Boost in Take-Home Pay

But there's more good news. Since contributing to your 401(k) reduces your taxable income, less tax is withheld from each paycheck. This means you take home more money each month. It’s a win-win situation. You’re saving for your future while enjoying more money in your pocket today.

Unlocking the Saver’s Tax Credit

To sweeten the deal, the IRS offers the Saver's Tax Credit to encourage low-to-moderate-income individuals to save for retirement. If your Adjusted Gross Income (AGI) is below certain thresholds ($21,750 for singles and $43,500 for married couples filing jointly in 2023), you could qualify for this credit. This credit can reduce your tax bill dollar-for-dollar up to $1,000 for single filers and $2,000 for married couples filing jointly, providing a significant incentive to boost your retirement savings.

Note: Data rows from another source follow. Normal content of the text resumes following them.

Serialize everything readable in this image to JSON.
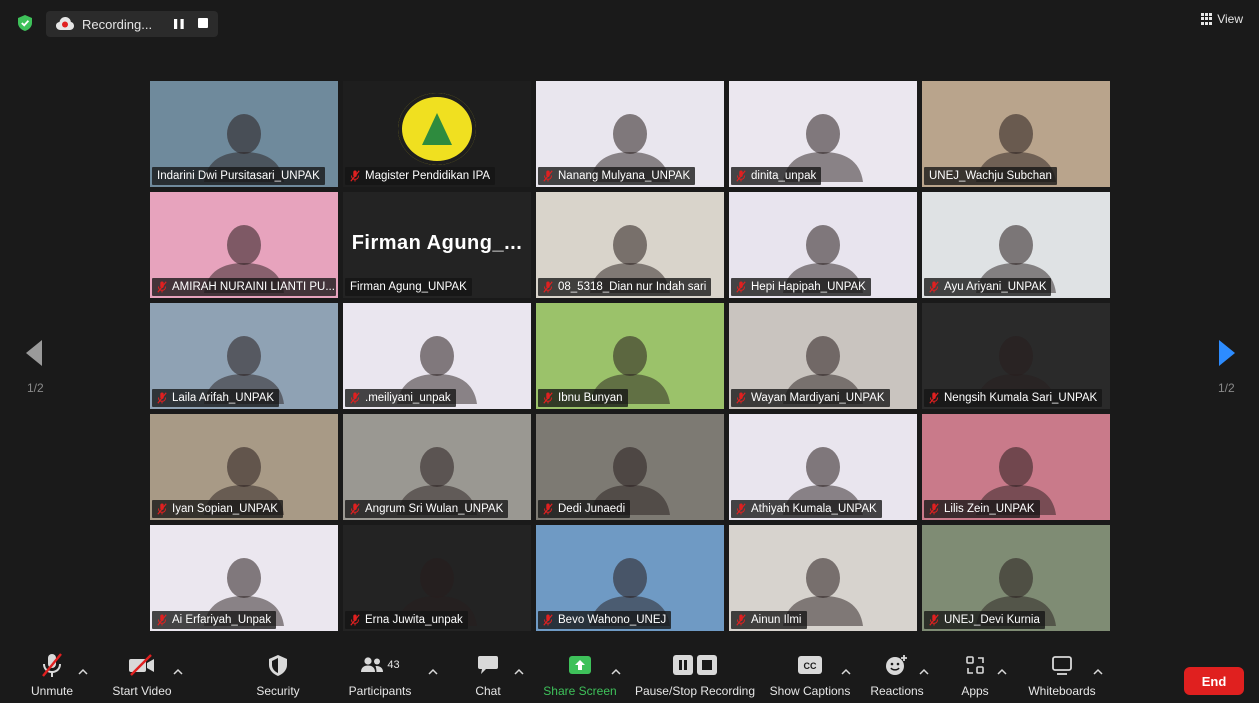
{
  "recording": {
    "label": "Recording..."
  },
  "view": {
    "label": "View"
  },
  "pages": {
    "left": "1/2",
    "right": "1/2"
  },
  "participants": [
    {
      "name": "Indarini Dwi Pursitasari_UNPAK",
      "muted": false,
      "active": true,
      "bg": "#6f8a9c"
    },
    {
      "name": "Magister Pendidikan IPA",
      "muted": true,
      "active": false,
      "bg": "#1e1e1e"
    },
    {
      "name": "Nanang Mulyana_UNPAK",
      "muted": true,
      "active": false,
      "bg": "#e9e6ee"
    },
    {
      "name": "dinita_unpak",
      "muted": true,
      "active": false,
      "bg": "#ebe7ef"
    },
    {
      "name": "UNEJ_Wachju Subchan",
      "muted": false,
      "active": false,
      "bg": "#b9a48c"
    },
    {
      "name": "AMIRAH NURAINI LIANTI PU...",
      "muted": true,
      "active": false,
      "bg": "#e7a3bd"
    },
    {
      "name": "Firman Agung_UNPAK",
      "muted": false,
      "active": false,
      "bg": "#232323",
      "big_name": "Firman  Agung_..."
    },
    {
      "name": "08_5318_Dian nur Indah sari",
      "muted": true,
      "active": false,
      "bg": "#d9d4cb"
    },
    {
      "name": "Hepi Hapipah_UNPAK",
      "muted": true,
      "active": false,
      "bg": "#e8e4ee"
    },
    {
      "name": "Ayu Ariyani_UNPAK",
      "muted": true,
      "active": false,
      "bg": "#dfe2e4"
    },
    {
      "name": "Laila Arifah_UNPAK",
      "muted": true,
      "active": false,
      "bg": "#8fa2b4"
    },
    {
      "name": ".meiliyani_unpak",
      "muted": true,
      "active": false,
      "bg": "#eae6ef"
    },
    {
      "name": "Ibnu Bunyan",
      "muted": true,
      "active": false,
      "bg": "#9bc26a"
    },
    {
      "name": "Wayan Mardiyani_UNPAK",
      "muted": true,
      "active": false,
      "bg": "#c9c4bf"
    },
    {
      "name": "Nengsih Kumala Sari_UNPAK",
      "muted": true,
      "active": false,
      "bg": "#2a2a2a"
    },
    {
      "name": "Iyan Sopian_UNPAK",
      "muted": true,
      "active": false,
      "bg": "#a89a86"
    },
    {
      "name": "Angrum Sri Wulan_UNPAK",
      "muted": true,
      "active": false,
      "bg": "#9a9892"
    },
    {
      "name": "Dedi Junaedi",
      "muted": true,
      "active": false,
      "bg": "#7d7a73"
    },
    {
      "name": "Athiyah Kumala_UNPAK",
      "muted": true,
      "active": false,
      "bg": "#e9e5ee"
    },
    {
      "name": "Lilis Zein_UNPAK",
      "muted": true,
      "active": false,
      "bg": "#c97a8a"
    },
    {
      "name": "Ai Erfariyah_Unpak",
      "muted": true,
      "active": false,
      "bg": "#ebe7ef"
    },
    {
      "name": "Erna Juwita_unpak",
      "muted": true,
      "active": false,
      "bg": "#232323"
    },
    {
      "name": "Bevo Wahono_UNEJ",
      "muted": true,
      "active": false,
      "bg": "#6f9ac4"
    },
    {
      "name": "Ainun Ilmi",
      "muted": true,
      "active": false,
      "bg": "#d7d3ce"
    },
    {
      "name": "UNEJ_Devi Kurnia",
      "muted": true,
      "active": false,
      "bg": "#7f8c74"
    }
  ],
  "toolbar": {
    "unmute": "Unmute",
    "start_video": "Start Video",
    "security": "Security",
    "participants": "Participants",
    "participants_count": "43",
    "chat": "Chat",
    "share_screen": "Share Screen",
    "pause_stop_recording": "Pause/Stop Recording",
    "show_captions": "Show Captions",
    "captions_badge": "CC",
    "reactions": "Reactions",
    "apps": "Apps",
    "whiteboards": "Whiteboards",
    "end": "End"
  },
  "colors": {
    "accent_green": "#3ec15a",
    "end_red": "#e0201f",
    "active_border": "#c8d96a"
  }
}
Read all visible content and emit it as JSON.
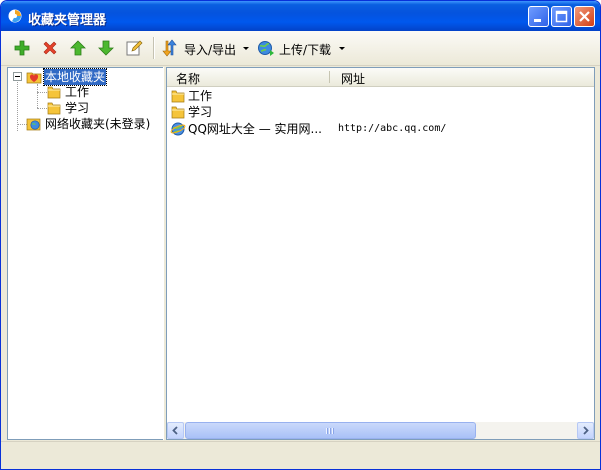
{
  "window": {
    "title": "收藏夹管理器",
    "controls": [
      "minimize-button",
      "maximize-button",
      "close-button"
    ]
  },
  "toolbar": {
    "add_icon": "plus-icon",
    "delete_icon": "x-icon",
    "up_icon": "arrow-up-icon",
    "down_icon": "arrow-down-icon",
    "edit_icon": "edit-icon",
    "import_export_label": "导入/导出",
    "upload_download_label": "上传/下载"
  },
  "tree": {
    "root_label": "本地收藏夹",
    "children": [
      {
        "label": "工作"
      },
      {
        "label": "学习"
      }
    ],
    "network_label": "网络收藏夹(未登录)"
  },
  "list": {
    "columns": {
      "name": "名称",
      "url": "网址"
    },
    "rows": [
      {
        "name": "工作",
        "url": "",
        "icon": "folder-icon"
      },
      {
        "name": "学习",
        "url": "",
        "icon": "folder-icon"
      },
      {
        "name": "QQ网址大全 — 实用网...",
        "url": "http://abc.qq.com/",
        "icon": "ie-globe-icon"
      }
    ]
  },
  "colors": {
    "titlebar": "#0553de",
    "selection": "#316ac5",
    "window_bg": "#ece9d8",
    "folder": "#f5c43a"
  }
}
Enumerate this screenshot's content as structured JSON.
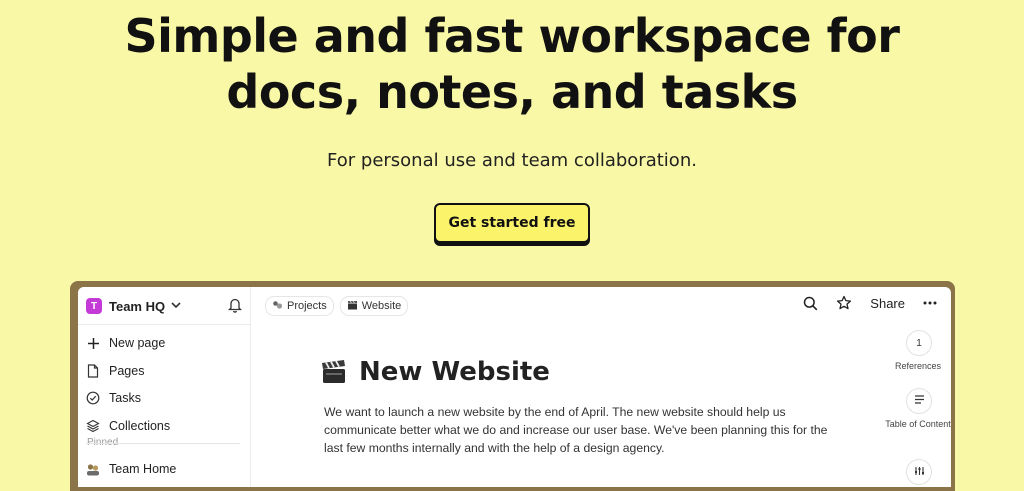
{
  "hero": {
    "title_line1": "Simple and fast workspace for",
    "title_line2": "docs, notes, and tasks",
    "subtitle": "For personal use and team collaboration.",
    "cta_label": "Get started free"
  },
  "colors": {
    "background": "#f9f8a6",
    "cta": "#fbf36a",
    "frame": "#8a7448",
    "workspace_logo": "#c33ad6"
  },
  "app": {
    "workspace": {
      "logo_letter": "T",
      "name": "Team HQ"
    },
    "sidebar": {
      "items": [
        {
          "label": "New page",
          "icon": "plus-icon"
        },
        {
          "label": "Pages",
          "icon": "page-icon"
        },
        {
          "label": "Tasks",
          "icon": "check-circle-icon"
        },
        {
          "label": "Collections",
          "icon": "layers-icon"
        }
      ],
      "pinned_label": "Pinned",
      "pinned_items": [
        {
          "label": "Team Home",
          "icon": "team-icon"
        }
      ]
    },
    "breadcrumbs": [
      {
        "label": "Projects",
        "icon": "projects-icon"
      },
      {
        "label": "Website",
        "icon": "clapper-icon"
      }
    ],
    "toolbar": {
      "share_label": "Share"
    },
    "document": {
      "title": "New Website",
      "body": "We want to launch a new website by the end of April. The new website should help us communicate better what we do and increase our user base. We've been planning this for the last few months internally and with the help of a design agency."
    },
    "rail": {
      "references_count": "1",
      "references_label": "References",
      "toc_label": "Table of Content"
    }
  }
}
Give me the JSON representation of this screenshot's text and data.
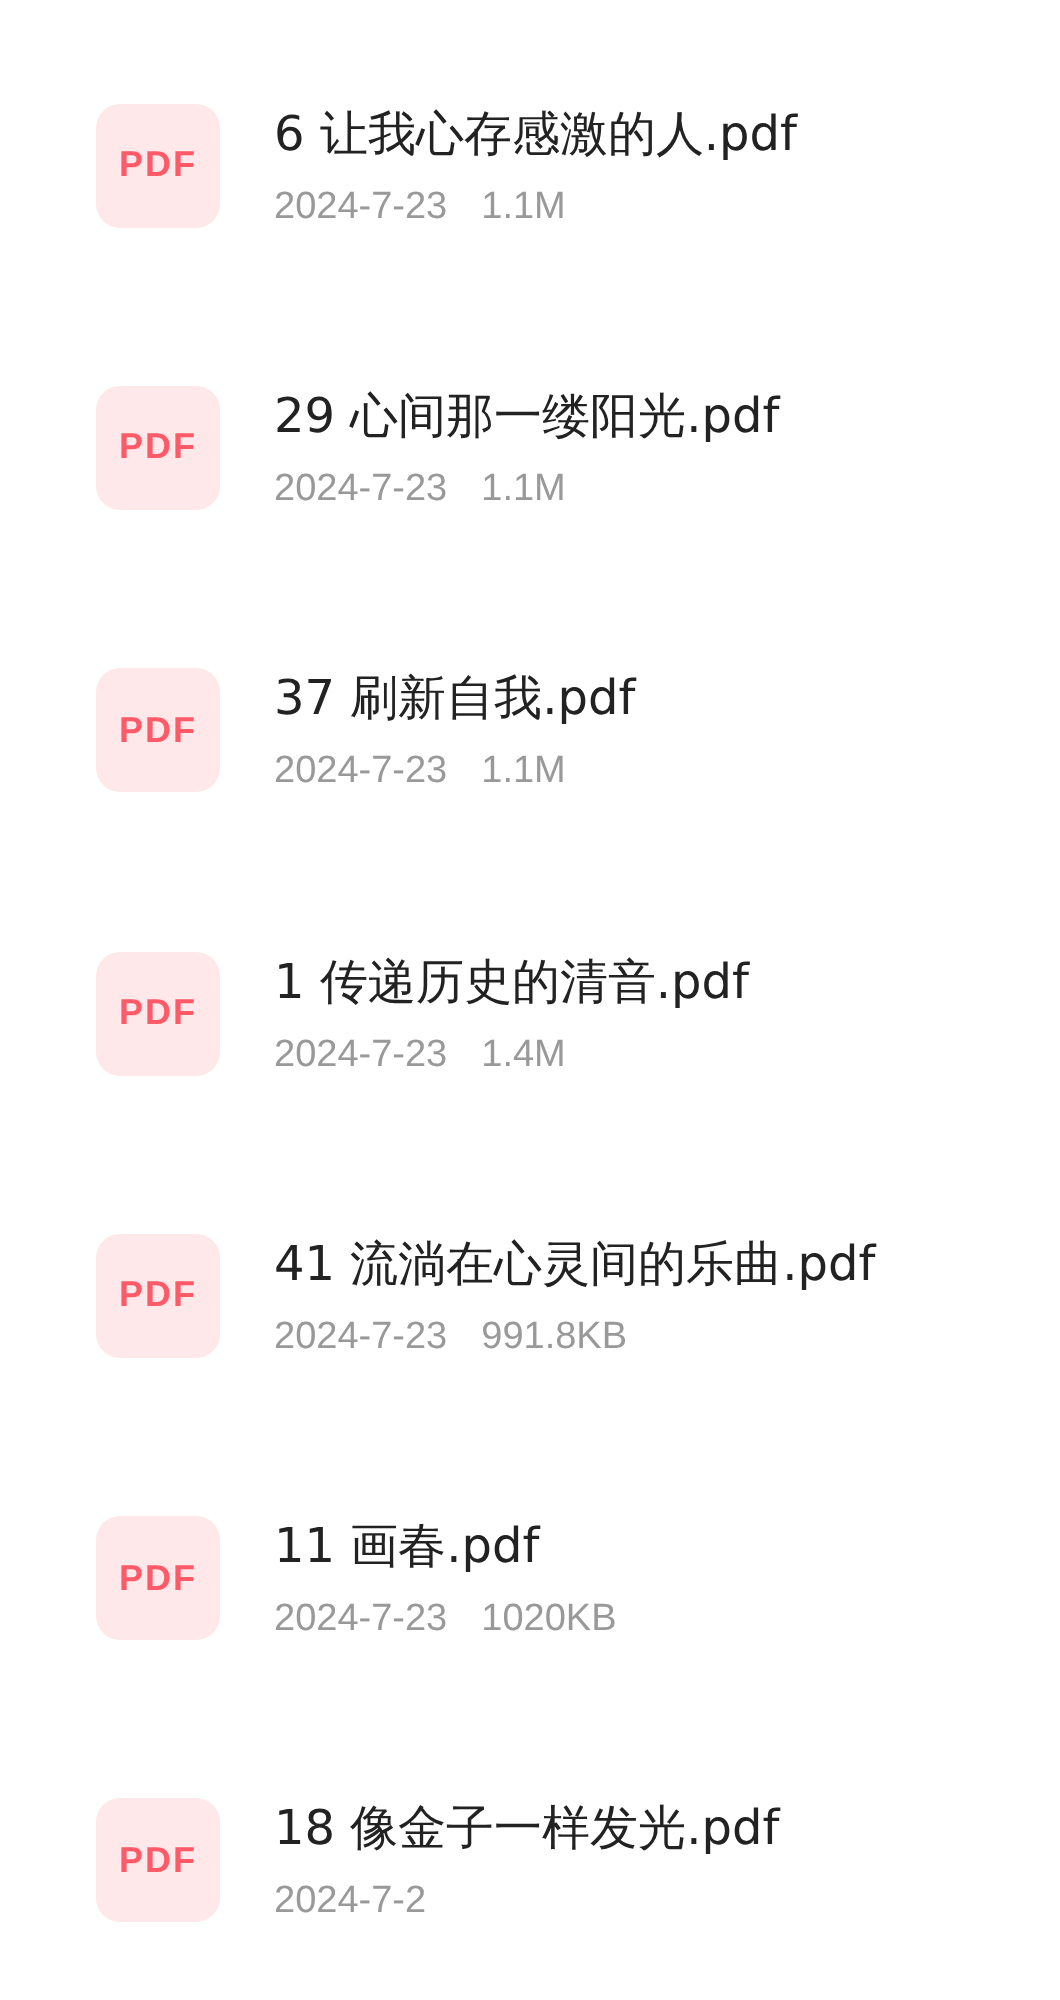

Understanding a Common Misconception

It's important to note a common misunderstanding. While your 401(k) contributions lower your federal income taxes, they do not reduce your Social Security and Medicare taxes. These taxes are calculated based on your gross wages, regardless of your 401(k) contributions. Understanding this distinction is crucial for your overall tax planning strategy.

Planning Beyond Today

The tax advantages of 401(k) contributions aren't just about lowering this year's tax bill. They also set you up for a financially secure retirement. However, keep in mind that when you start withdrawing from your 401(k) in retirement, these distributions will be taxed as ordinary income. This pay-now-or-pay-later scenario highlights the need for strategic retirement planning.

For those planning ahead, remember that you can still make contributions to an IRA for the previous tax year up until the tax filing deadline. This can offer an additional deduction and further reduce your tax liability.


Your 401(k) is not just a savings account, it's a powerful tool for managing your taxes now and in the future. By making smart decisions about your contributions, you can enjoy a higher take-home pay today while building a strong retirement fund for tomorrow. The road to a tax-efficient retirement may have its challenges, but with a good understanding of how 401(k) contributions work, you're well-prepared to navigate it successfully.